Since the dawn of the idea of a stateless society in the 1970’s, thinkers like the Tannehills, Murray Rothbard, David Friedman and Hans Hermann Hoppe have all developed ideas for private conflict resolution.

If you are new to the idea, get ready for an intellectual adventure of a lifetime.

What experiences on Earth, past and present, help us understand life on the OboxPlanet?

Let’s talk about two arguments against a stateless planet

1. “But on Earth, at least we have some social security and legal certainty.”

Both are an illusion. Both depend on the will of the politicians. Social security is no security but the belief that politicians will keep forcing some group to pay for others, the young for the old, the healthy for the sick etc. It is the belief – or the illusion? – that these programs can and will be paid into the far future.
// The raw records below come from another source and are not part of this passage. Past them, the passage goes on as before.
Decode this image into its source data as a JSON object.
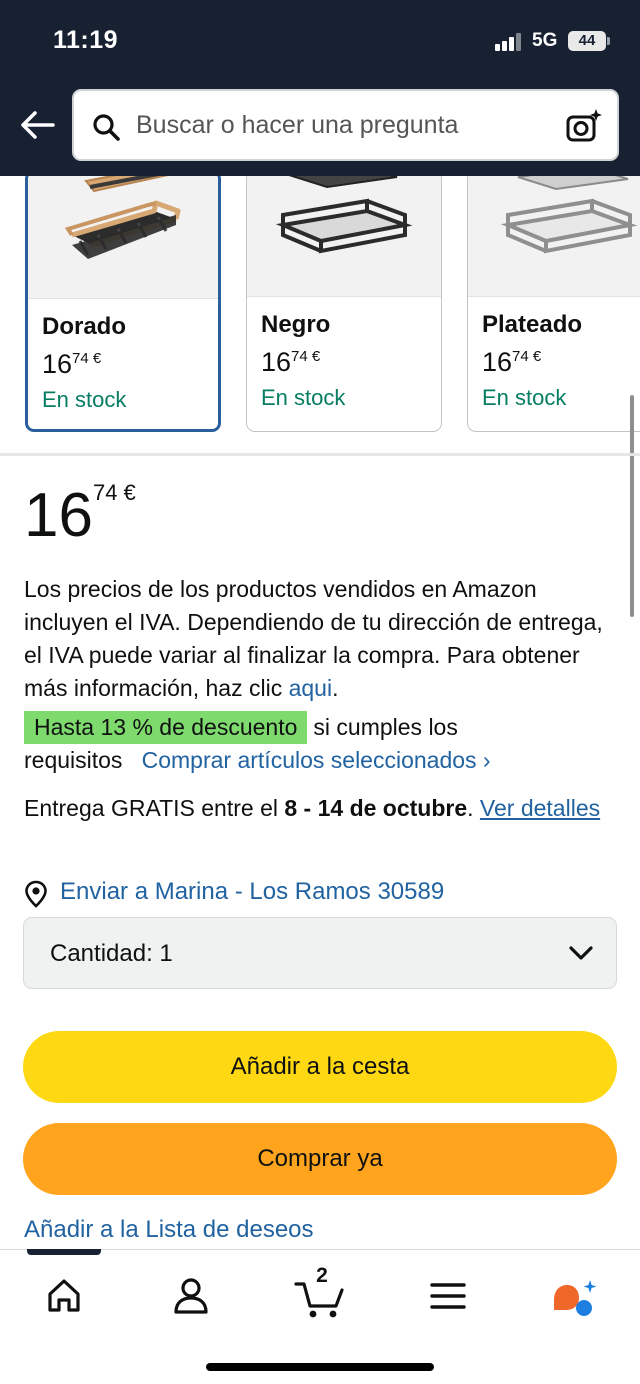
{
  "status_bar": {
    "time": "11:19",
    "network": "5G",
    "battery": "44"
  },
  "search": {
    "placeholder": "Buscar o hacer una pregunta"
  },
  "variants": [
    {
      "name": "Dorado",
      "price_whole": "16",
      "price_fraction": "74 €",
      "stock": "En stock",
      "selected": true
    },
    {
      "name": "Negro",
      "price_whole": "16",
      "price_fraction": "74 €",
      "stock": "En stock",
      "selected": false
    },
    {
      "name": "Plateado",
      "price_whole": "16",
      "price_fraction": "74 €",
      "stock": "En stock",
      "selected": false
    }
  ],
  "price": {
    "whole": "16",
    "fraction": "74 €"
  },
  "vat_note": {
    "text": "Los precios de los productos vendidos en Amazon incluyen el IVA. Dependiendo de tu dirección de entrega, el IVA puede variar al finalizar la compra. Para obtener más información, haz clic ",
    "link": "aqui",
    "end": "."
  },
  "discount": {
    "badge": "Hasta 13 % de descuento",
    "text": "si cumples los requisitos",
    "link": "Comprar artículos seleccionados ›"
  },
  "delivery": {
    "prefix": "Entrega GRATIS entre el ",
    "dates": "8 - 14 de octubre",
    "suffix": ". ",
    "link": "Ver detalles"
  },
  "ship_to": {
    "label": "Enviar a Marina - Los Ramos 30589"
  },
  "quantity": {
    "label": "Cantidad:",
    "value": "1"
  },
  "buttons": {
    "add_to_cart": "Añadir a la cesta",
    "buy_now": "Comprar ya",
    "wishlist": "Añadir a la Lista de deseos"
  },
  "bottom_nav": {
    "cart_count": "2",
    "icons": [
      "home-icon",
      "account-icon",
      "cart-icon",
      "menu-icon",
      "assistant-icon"
    ]
  },
  "colors": {
    "header_bg": "#172131",
    "link": "#2162a1",
    "stock_green": "#067d62",
    "badge_green": "#7fda6e",
    "cart_button": "#ffd814",
    "buy_button": "#ffa41c",
    "selected_border": "#2a5f9e"
  }
}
And as far as legal certainty is concerned, there is no certainty as long as politicians can change just about all laws. They have done so, sometimes even retroactively.

The fact that politicians can and do make laws for whatever they please has another, often tragic consequence. It makes a mockery of the noble principle “ignorance of the law does not protect you from consequences”. This principle makes sense for laws that are commonsense, like “thou shall not murder”. It is an absurdity in a world where nobody knows all the laws and some even contradict each other.

2. “Why go to extremes, why not settle for a minimal state which provides the protection of “life, liberty and the pursuit of happiness”?”

There was a time in the history of the Earth when political theory was heading in the direction of the stateless OblxPlanet. The so-called Classical liberalism is a political ideology that emerged in the 18th century during the Age of Enlightenment.  John Lock, in hist  ”Two Treatises of Government” in 1689 argued that the state should limit itself to the protection of “life, liberty and property”. This spirit culminated in one of the masterpieces of political literature, the Declaration of Independence in 1776, where Thomas Jefferson used almost the same words: “We hold these truths to be self-evident, that all men are created equal, that they are endowed by their Creator with certain unalienable Rights, that among these are Life, Liberty and the pursuit of Happiness. That to secure these rights, Governments are instituted among Men, deriving their just powers from the consent of the governed, That whenever any Form of Government becomes destructive of these ends, it is the Right of the People to alter or to abolish it, and to institute new Government, laying its foundation on such principles and organizing its powers in such form, as to them shall seem most likely to effect their Safety and Happiness

This was the battle cry  of the American Revolution, which ended by the American Colonies getting rid of the English King. Thereafter, the founding fathers of the United States wrote a constitution with one overriding goal in mind: to limit the extent of government to precisely enumerated functions, listed in the ”bill of rights”.

It was a group of brilliant minds in an optimal moment in time. Alas, what logic leads us to predict, happened. Whenever you have a state, an institution with the monopoly of making laws and regulations and enforcing them with all the necessary coercion, this will tend to attract people who want to rule, more so than people who want to abolish rules. One could say: “growth is in the DNA of every state”. The US, today, is the biggest and most powerful state history has ever known. Fun fact: the military defence budget in 2021is bigger than the next 10 biggest military budgets combined, and about 12 times higher than Russia’s military budget.

What can we learn? Since not even the American constitution could reign in the growth of the state, we must probably accept that as long as states exist, they will want to grow. The upshot? By studying the OboxPlanet, we know, that a stateless society cold function, arguably with much more peace and prosperity. And as one saying goes: “Only when we dare to imagine the possibilities, can we begin to make them a reality.”

Things we could learn and implement from the OboxPlanet:

Aim to abolish the state completely.

Aim for decentralization and secession, everywhere, anytime and with no ifs or buts.

To combat the uncontrolled growth of legislation, each law should have an expirationdate, a so-called ”sunset clause”.